WORK REQUIRED |
Please set down each entry exactly, omitting any picture it holds.

Dataset rows describing interfaces |

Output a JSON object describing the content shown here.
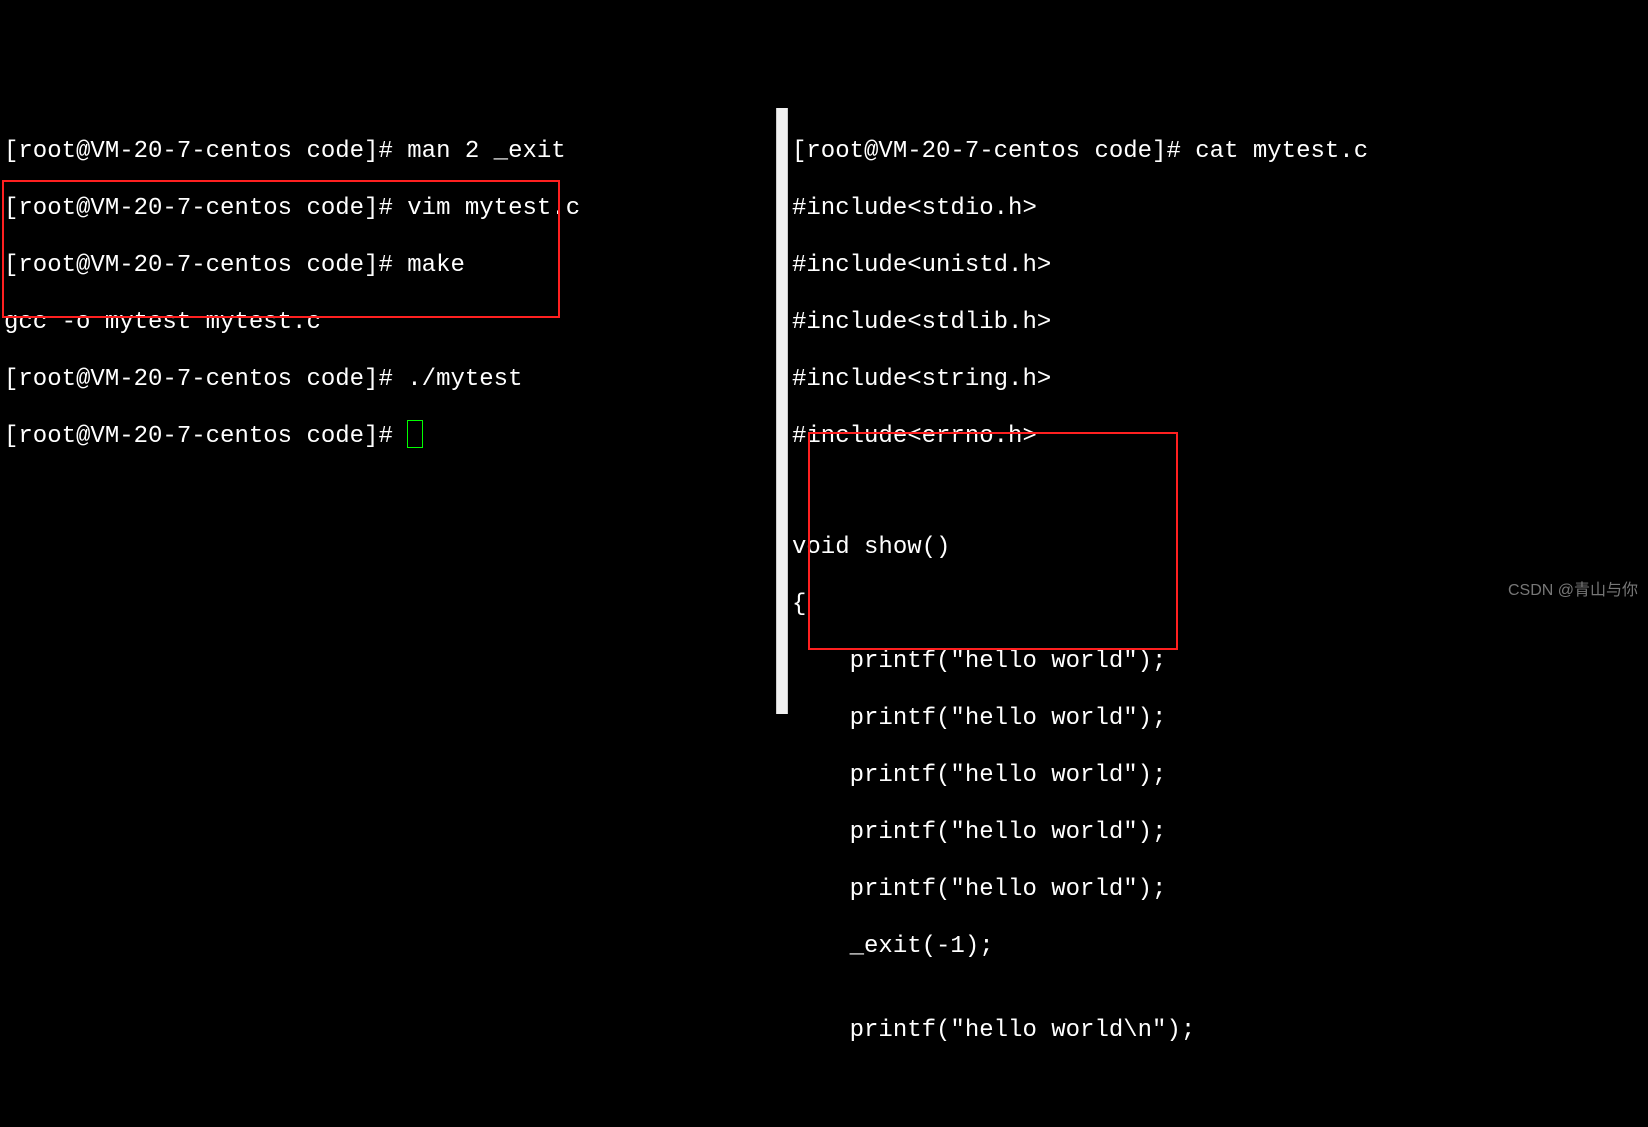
{
  "left": {
    "prompt": "[root@VM-20-7-centos code]# ",
    "lines": [
      "man 2 _exit",
      "vim mytest.c",
      "make"
    ],
    "gcc_line": "gcc -o mytest mytest.c",
    "run_cmd": "./mytest",
    "empty_prompt": true
  },
  "right": {
    "prompt": "[root@VM-20-7-centos code]# ",
    "cmd": "cat mytest.c",
    "code": [
      "#include<stdio.h>",
      "#include<unistd.h>",
      "#include<stdlib.h>",
      "#include<string.h>",
      "#include<errno.h>",
      "",
      "",
      "void show()",
      "{",
      "    printf(\"hello world\");",
      "    printf(\"hello world\");",
      "    printf(\"hello world\");",
      "    printf(\"hello world\");",
      "    printf(\"hello world\");",
      "    _exit(-1);",
      "",
      "    printf(\"hello world\\n\");"
    ]
  },
  "watermark": "CSDN @青山与你"
}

RESPONSE TO THIS TASK |
Output a JSON object describing the content shown here.
{
  "left": {
    "prompt": "[root@VM-20-7-centos code]# ",
    "lines": [
      "man 2 _exit",
      "vim mytest.c",
      "make"
    ],
    "gcc_line": "gcc -o mytest mytest.c",
    "run_cmd": "./mytest",
    "empty_prompt": true
  },
  "right": {
    "prompt": "[root@VM-20-7-centos code]# ",
    "cmd": "cat mytest.c",
    "code": [
      "#include<stdio.h>",
      "#include<unistd.h>",
      "#include<stdlib.h>",
      "#include<string.h>",
      "#include<errno.h>",
      "",
      "",
      "void show()",
      "{",
      "    printf(\"hello world\");",
      "    printf(\"hello world\");",
      "    printf(\"hello world\");",
      "    printf(\"hello world\");",
      "    printf(\"hello world\");",
      "    _exit(-1);",
      "",
      "    printf(\"hello world\\n\");"
    ]
  },
  "watermark": "CSDN @青山与你"
}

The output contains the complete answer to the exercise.